Lesson 2: Receiving Care
Last week we talked about compassion as a motivational stance, a way of being in the world that requires skills that can and need to be trained. And while care and compassion can be trained, it is more implicitly learned in and through our relationships. In a way we have been receiving training our whole lives on how to be a parent, teacher or carer by how we ourselves have been cared for. How and what was seen in us by our caregivers directly corresponds to how and what we see in our children and students. For example, as children we are introduced to our deep human dignity and potential by others who see those things in us, take joy in the basic goodness of our being, wish us well, and thereby help us to recognize our deep worth and potential. It is from there that we can sense the same deep human worth and potential in others. This means that our capacity to extend care is deeply connected to our ability to receive care.
This experience of being seen as worthy of appreciation and care has occurred in many moments with others in our lives, moments of caring connection and joy in each other, many of which are now forgotten. In any such moment of caring connection, someone sees us, or we see someone, in their deep worth and potential. To recall such a moment of loving connection, and to soak in that moment in meditation practice, helps us sense and embody this deep worth and potential of ourselves and others. And like anything, the more we practice this, the more stable that perspective and attitude of care and compassion becomes.
What is also beautiful about this practice however, is the power it has to sort of shift our view and start to actually see the web of care that surrounds us every day. We can start to focus on simple moments of connection that maybe we didn’t notice before.

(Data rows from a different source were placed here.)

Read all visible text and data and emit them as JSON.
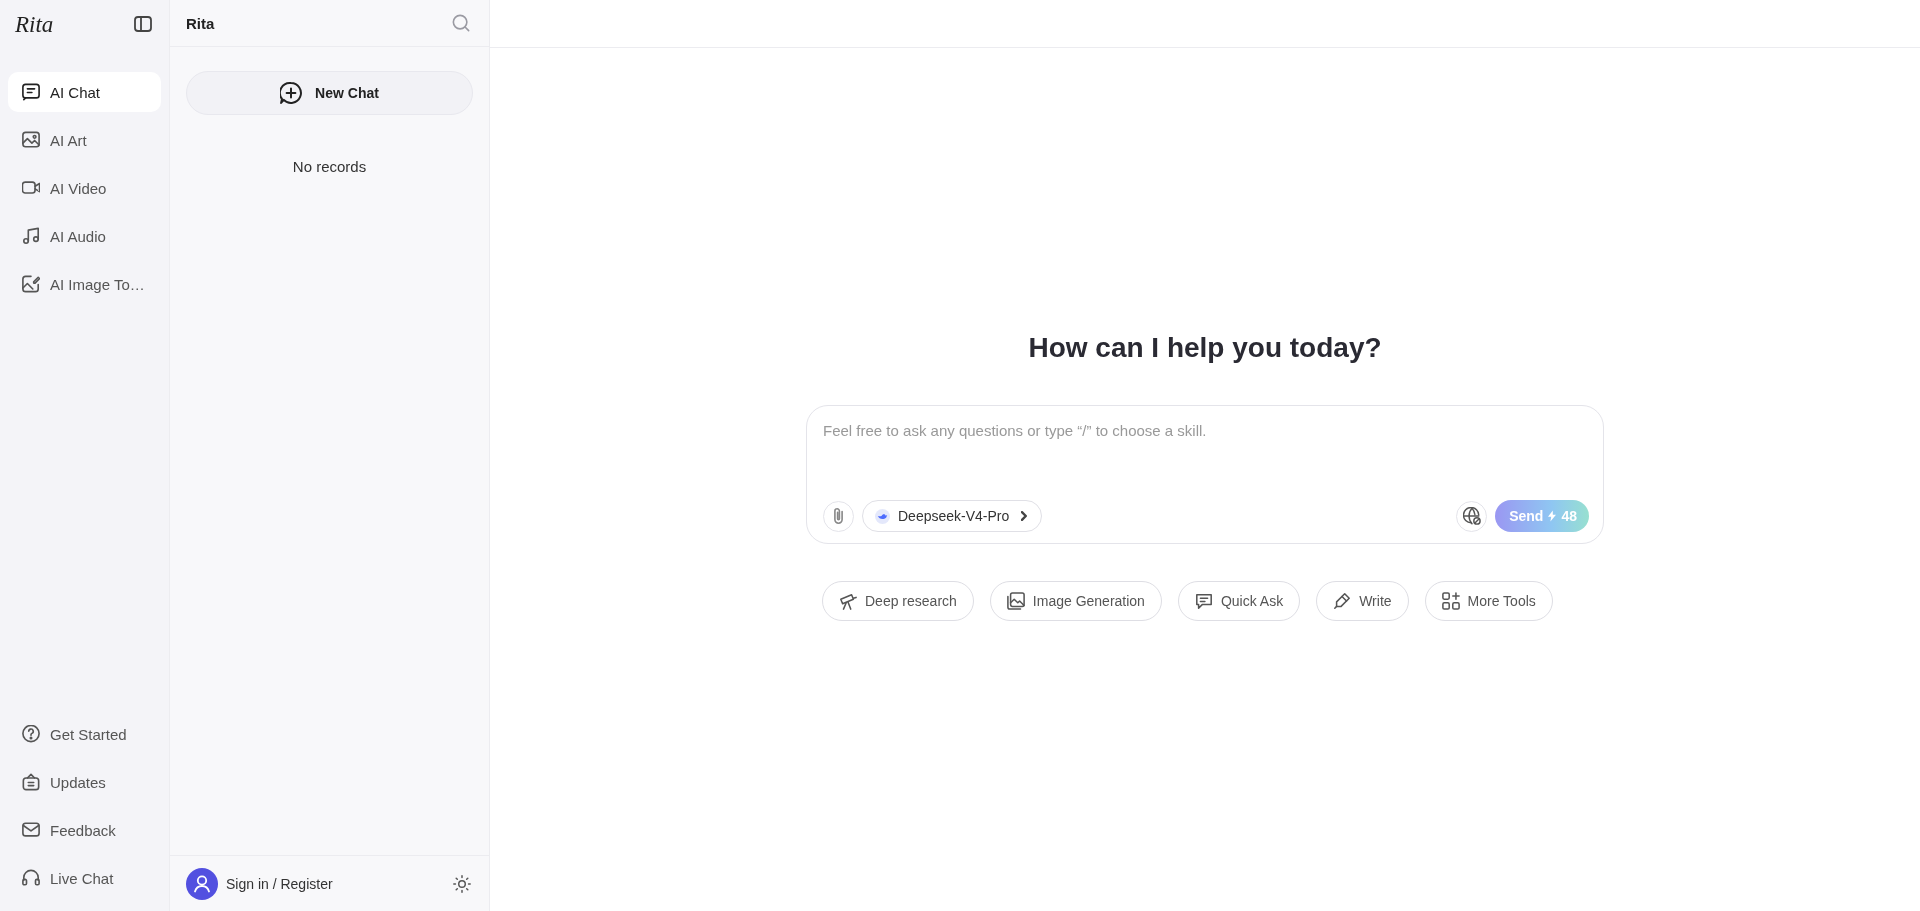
{
  "sidebar": {
    "logo": "Rita",
    "nav_items": [
      {
        "label": "AI Chat",
        "selected": true
      },
      {
        "label": "AI Art",
        "selected": false
      },
      {
        "label": "AI Video",
        "selected": false
      },
      {
        "label": "AI Audio",
        "selected": false
      },
      {
        "label": "AI Image To…",
        "selected": false
      }
    ],
    "bottom_items": [
      {
        "label": "Get Started"
      },
      {
        "label": "Updates"
      },
      {
        "label": "Feedback"
      },
      {
        "label": "Live Chat"
      }
    ]
  },
  "history_panel": {
    "title": "Rita",
    "new_chat": "New Chat",
    "empty_text": "No records",
    "account": "Sign in / Register"
  },
  "main": {
    "heading": "How can I help you today?",
    "composer": {
      "placeholder": "Feel free to ask any questions or type “/” to choose a skill.",
      "model": "Deepseek-V4-Pro",
      "send": "Send",
      "credits": "48"
    },
    "tools": [
      {
        "label": "Deep research"
      },
      {
        "label": "Image Generation"
      },
      {
        "label": "Quick Ask"
      },
      {
        "label": "Write"
      },
      {
        "label": "More Tools"
      }
    ]
  }
}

The way the barista smiled at us this morning, the woman who held the door open when we were pushing a stroller with one hand and holding a child with the other, a colleague who helped you out with a lesson, a driver who let you in during rush hour, a great exchange with a student, an unexpected hug from your teenager or watching your baby sleep.
It is essentially noticing the small moments that peek through every day in the midst of our busy and often stressful lives: maybe it is how cozy your bed is, the way the light dapples through the trees when you walk in your neighborhood or school, the way a leaf falls so gently from the sky during the fall - it is a sense of coming home that is embued with kindness, gentleness and welcome.
The more we learn to recognize these moments and to soak them in, the more they start to settle into us and create a deeper sense of home within us. The more welcomed and seen we feel in the world, the more we can see and welcome others, particularly our students and children.
We all have what Rick Hanson calls a negativity bias - a way that our brains are velcro for the bad and teflon for the good. For very good reasons - ones that we touched on last week when we discussed Paul Gilbert’s work on the threat system - we are more primed to notice the negative. We are hyper conditioned to be on alert. We are neither wired nor conditioned to savor moments of connection. So that is why we need to do this work and in this very real way receiving care is not selfish, it is the very means needed to extend the care we give to our children and students every day. We simply cannot give what we don’t have - we can’t model for our children a sense of safety, security and “at homeness” that we don’t have.
To end this week, I’d like to leave you with a poem that really speaks to noticing these simple moments of care and how embodying them can change the whole world around us.
At the Corner Store by Alison Luterman
It was a new old man behind the counter,
skinny, brown and eager.
He greeted me like a long lost daughter,
as if we both came from the same world,
someplace warmer and more gracious than this cold city.
I was thirsty and alone. Sick at heart, grief-soiled,
and his face lit up as if I were his prodigal daughter
coming back to the freezer bins in front of the register
which were still and always filled
with the same old [Cable Car] ice-cream sandwiches and cheap frozen greens.
Back to the knobs of beef and packages of hotdogs,
these familiar shelves strung with potato chips and corn chips,
stacked-up beer boxes and immortal Jim Beam.
I lumbered to the case and bought my precious bottled water
and he returned my change, beaming
as if I were the bright new buds on the just-bursting-open cherry trees,
as if I were everything beautiful struggling to grow,
and he was blessing me as he handed me my dime
over the dirty counter and the plastic tub of red licorice whips.
This old man who didn’t speak English
beamed out love to me in the iron week after my mother’s death
so that when I emerged from his store
my whole cockeyed life—
what a beautiful failure!—
glowed gold like a sunset after rain.
Frustrated city dogs were yelping in their yards,
mad with passion behind their chain-linked fences,
and in the driveway of a peeling-paint house
a woman and a girl danced to contagious reggae.
Praise Allah! Jah! The Buddha! Kwan Yin,
Jesus, Mary and even jealous old Jehovah!
For eyes, hands
of the Mother, everywhere